» Work instructions:
Copy the data precisely, character for character, and leave out every picture.
===== Extracted entries
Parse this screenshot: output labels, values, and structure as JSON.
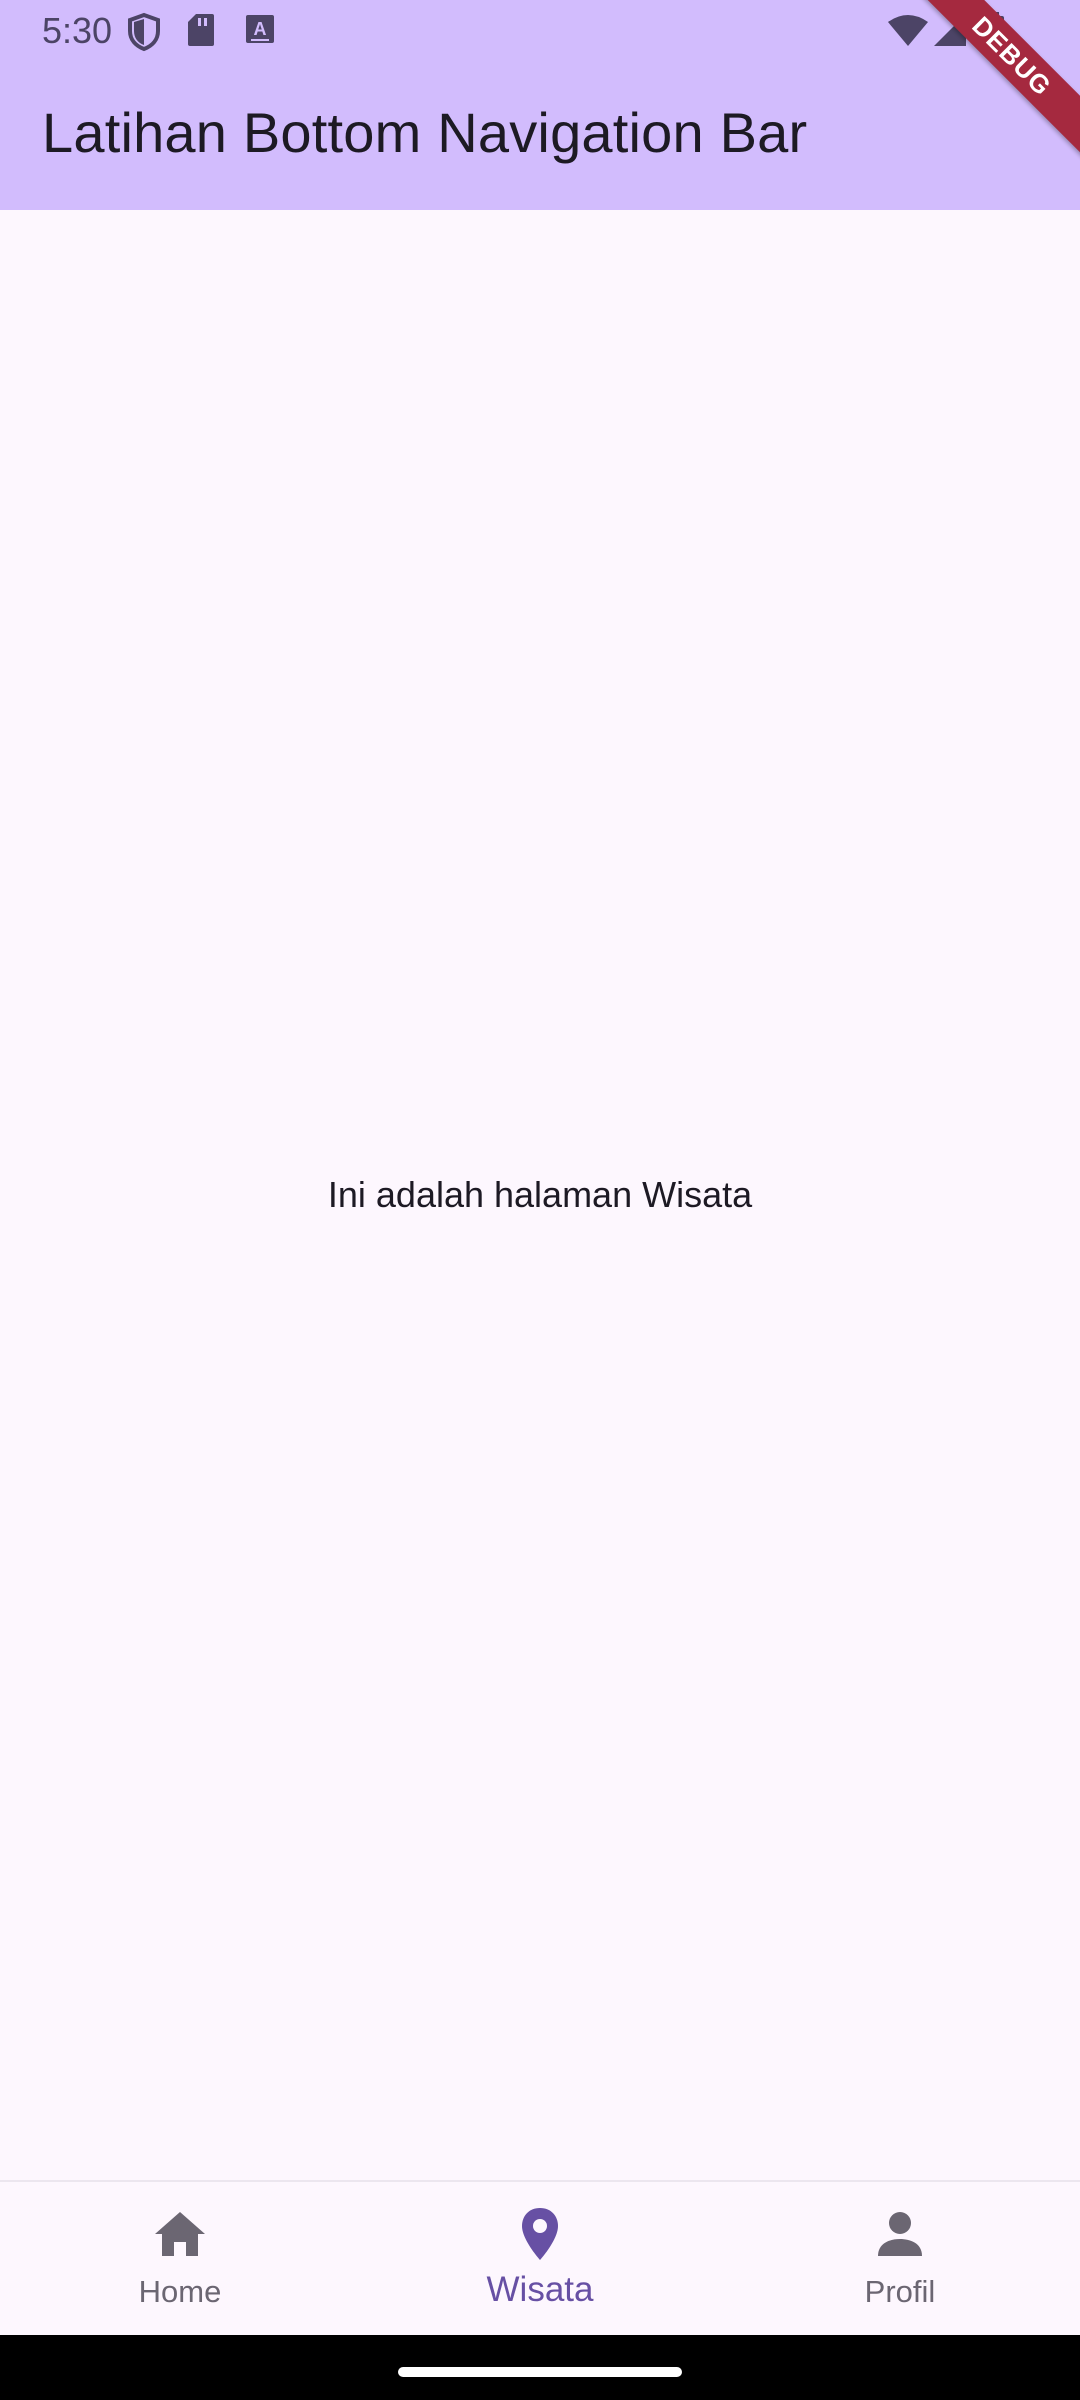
{
  "status_bar": {
    "time": "5:30",
    "left_icons": [
      "shield-icon",
      "sd-card-icon",
      "keyboard-a-icon"
    ],
    "right_icons": [
      "wifi-icon",
      "signal-icon",
      "battery-icon"
    ]
  },
  "app_bar": {
    "title": "Latihan Bottom Navigation Bar",
    "background_color": "#d2bcfd"
  },
  "debug_banner": {
    "label": "DEBUG"
  },
  "body": {
    "text": "Ini adalah halaman Wisata"
  },
  "bottom_nav": {
    "active_index": 1,
    "active_color": "#6750a4",
    "items": [
      {
        "label": "Home",
        "icon": "home-icon"
      },
      {
        "label": "Wisata",
        "icon": "location-pin-icon"
      },
      {
        "label": "Profil",
        "icon": "person-icon"
      }
    ]
  }
}
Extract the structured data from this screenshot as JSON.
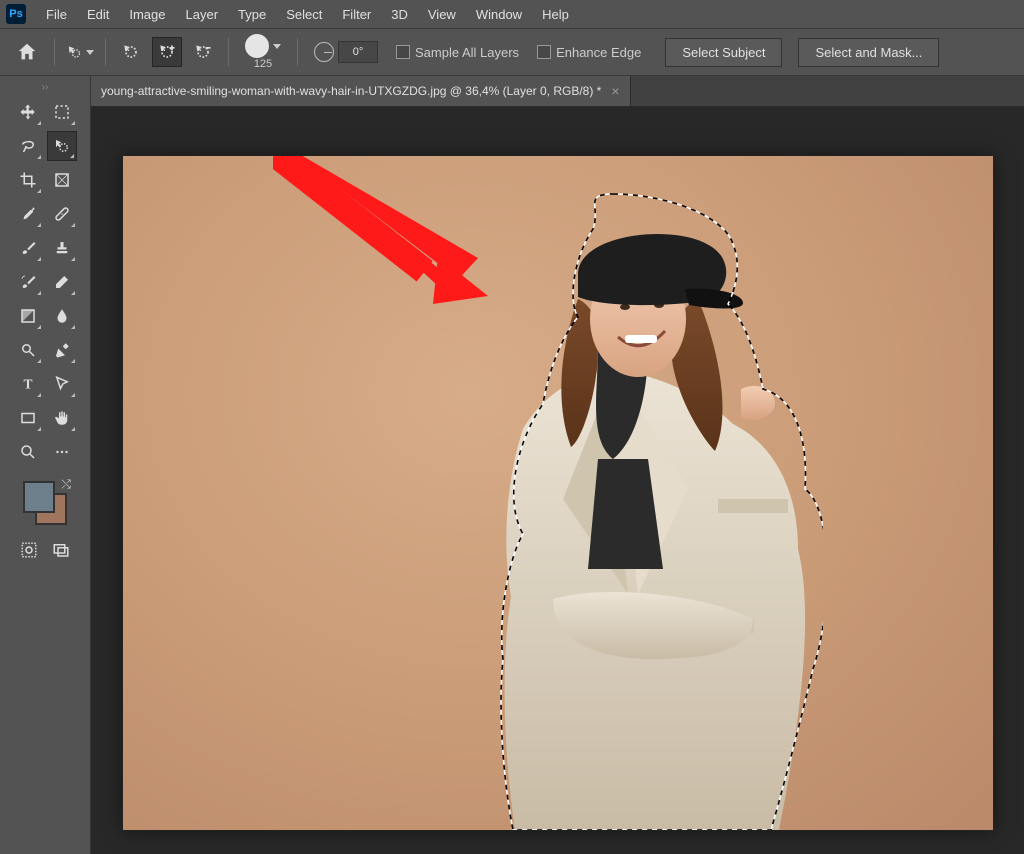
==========
» Answer below:
Parse this screenshot: output labels, values, and structure as JSON.
{
  "status_bar": {
    "time": "5:30",
    "left_icons": [
      "shield-icon",
      "sd-card-icon",
      "keyboard-a-icon"
    ],
    "right_icons": [
      "wifi-icon",
      "signal-icon",
      "battery-icon"
    ]
  },
  "app_bar": {
    "title": "Latihan Bottom Navigation Bar",
    "background_color": "#d2bcfd"
  },
  "debug_banner": {
    "label": "DEBUG"
  },
  "body": {
    "text": "Ini adalah halaman Wisata"
  },
  "bottom_nav": {
    "active_index": 1,
    "active_color": "#6750a4",
    "items": [
      {
        "label": "Home",
        "icon": "home-icon"
      },
      {
        "label": "Wisata",
        "icon": "location-pin-icon"
      },
      {
        "label": "Profil",
        "icon": "person-icon"
      }
    ]
  }
}
Extract the structured data from this screenshot as JSON.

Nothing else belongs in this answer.